One of 40 images featuring in Teen Vogue’s response to Washington’s women’s march on the 22nd January of this year. An attempt to overshadow Trump’s first day as the President of the United States, the marches spread across the world and illustrated both a collective opposition to the new President and his policies as well as evidence of the perseverance of a need for female emancipation. In publishing such obvious hostility towards Trump, Vogue is publicly suggesting it holds the same view; signifying the extent of disapproval and shock towards Trump’s rule and possibly a growing freedom of expression within media outlets.
In June 2017, Halima Aden became Vogue’s first hijab model to feature on the magazine’s cover. Relating to a theme of celebrating identity, the cover sparked discussion over why it had taken so long for such a cover to make an appearance and highlighted the superficial nature of Western ideas of beauty in its neglect of other cultures. Predominantly, however, Aden’s debut was widely celebrated with many congratulating the model. Conversely, although I also feel the cover should be celebrated, I find irony in its context. Why has it taken until 2017 for a Vogue cover to feature a hijab? And more so, why have we only just received a cover featuring a hijab for Vogue Arabia where one is such a prominent feature of the areas culture?

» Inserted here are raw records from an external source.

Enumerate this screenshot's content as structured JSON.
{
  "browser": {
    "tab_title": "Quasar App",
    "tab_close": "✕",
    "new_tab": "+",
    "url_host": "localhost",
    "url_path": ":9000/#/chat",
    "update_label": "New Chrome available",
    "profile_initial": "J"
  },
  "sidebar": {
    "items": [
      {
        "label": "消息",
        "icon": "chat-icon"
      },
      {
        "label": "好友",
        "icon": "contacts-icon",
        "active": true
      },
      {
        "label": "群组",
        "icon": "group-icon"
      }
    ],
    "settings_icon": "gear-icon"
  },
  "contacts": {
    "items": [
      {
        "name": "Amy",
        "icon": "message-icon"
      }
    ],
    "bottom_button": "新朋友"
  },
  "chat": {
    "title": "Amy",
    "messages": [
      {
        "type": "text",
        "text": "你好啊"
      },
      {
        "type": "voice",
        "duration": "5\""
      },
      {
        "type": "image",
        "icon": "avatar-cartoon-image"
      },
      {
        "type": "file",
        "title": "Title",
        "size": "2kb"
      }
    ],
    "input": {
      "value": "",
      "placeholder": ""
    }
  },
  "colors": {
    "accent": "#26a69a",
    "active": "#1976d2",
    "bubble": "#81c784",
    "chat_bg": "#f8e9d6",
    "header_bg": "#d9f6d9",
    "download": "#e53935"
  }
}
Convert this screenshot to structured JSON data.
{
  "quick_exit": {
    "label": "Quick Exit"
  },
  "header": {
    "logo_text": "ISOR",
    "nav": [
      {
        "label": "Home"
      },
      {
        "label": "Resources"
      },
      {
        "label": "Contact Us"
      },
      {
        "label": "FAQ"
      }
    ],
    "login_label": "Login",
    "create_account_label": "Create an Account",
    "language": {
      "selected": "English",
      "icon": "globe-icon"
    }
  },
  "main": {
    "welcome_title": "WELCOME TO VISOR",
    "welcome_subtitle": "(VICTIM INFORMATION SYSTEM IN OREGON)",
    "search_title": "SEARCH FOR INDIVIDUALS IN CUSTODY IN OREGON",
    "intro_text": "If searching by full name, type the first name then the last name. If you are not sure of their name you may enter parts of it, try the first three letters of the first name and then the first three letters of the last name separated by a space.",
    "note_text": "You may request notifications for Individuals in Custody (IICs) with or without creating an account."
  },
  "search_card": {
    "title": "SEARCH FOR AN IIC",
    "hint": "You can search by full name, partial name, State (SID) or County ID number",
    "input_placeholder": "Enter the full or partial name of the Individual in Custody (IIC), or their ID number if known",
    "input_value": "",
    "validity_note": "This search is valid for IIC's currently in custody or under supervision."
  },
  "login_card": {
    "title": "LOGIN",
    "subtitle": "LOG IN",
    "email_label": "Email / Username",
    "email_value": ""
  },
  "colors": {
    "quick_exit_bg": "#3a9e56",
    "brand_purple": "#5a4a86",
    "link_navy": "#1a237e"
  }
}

Stella Tennant and James Crewe were shot by Tim Walker for Vogue Italia’s ‘boy, girl, boy’ campaign in July 2016 with the aim of providing another take on the blurring of gender exclusivity that has risen as a recent topic of discussion in society today. Although only published in 2016, the issue of gender fluidity and its acceptance in society has grown immensely with a rise in the use of transgender models, (such as Topshop’s recent Ivy Park campaign), and a move towards trends celebrating a mixture of masculine and feminine traits alike.
Vogue Italia touched on a very sensitive topic in this image portraying both police brutality and the inferiority of women. In this sense, the image addresses the prevalent and ongoing issues of racial discrimination from institutions such as the police force; something which has risen recently with the reportage of more and more isolated and questionable cases, as well as the issue of female emancipation, again a topic prevalent in recent news. Personally, I feel this image blurs the lines between the two topics, removing them of recognition in their own right, as both are highly important issues individually.
Although this is a photograph taken by Annie Leibovitz for Vogue in December 1993, its subject, Hilary Clinton, was the first American politician to receive a public endorsement from Vogue. This not only sends a message of female emancipation through support of a potential first female US President, but again public opposition to Trump; both of which are emphasised by the fact that such an endorsement had never before been made. Vogue accompanied its endorsement with a well-rounded explanation, giving a balanced argument for its decision and being careful to recognise that neither candidate was perfect, yet one definitely brought more hope than the other.
Image: ‘All Women Project’, celebrating women’s diversity, Pinterest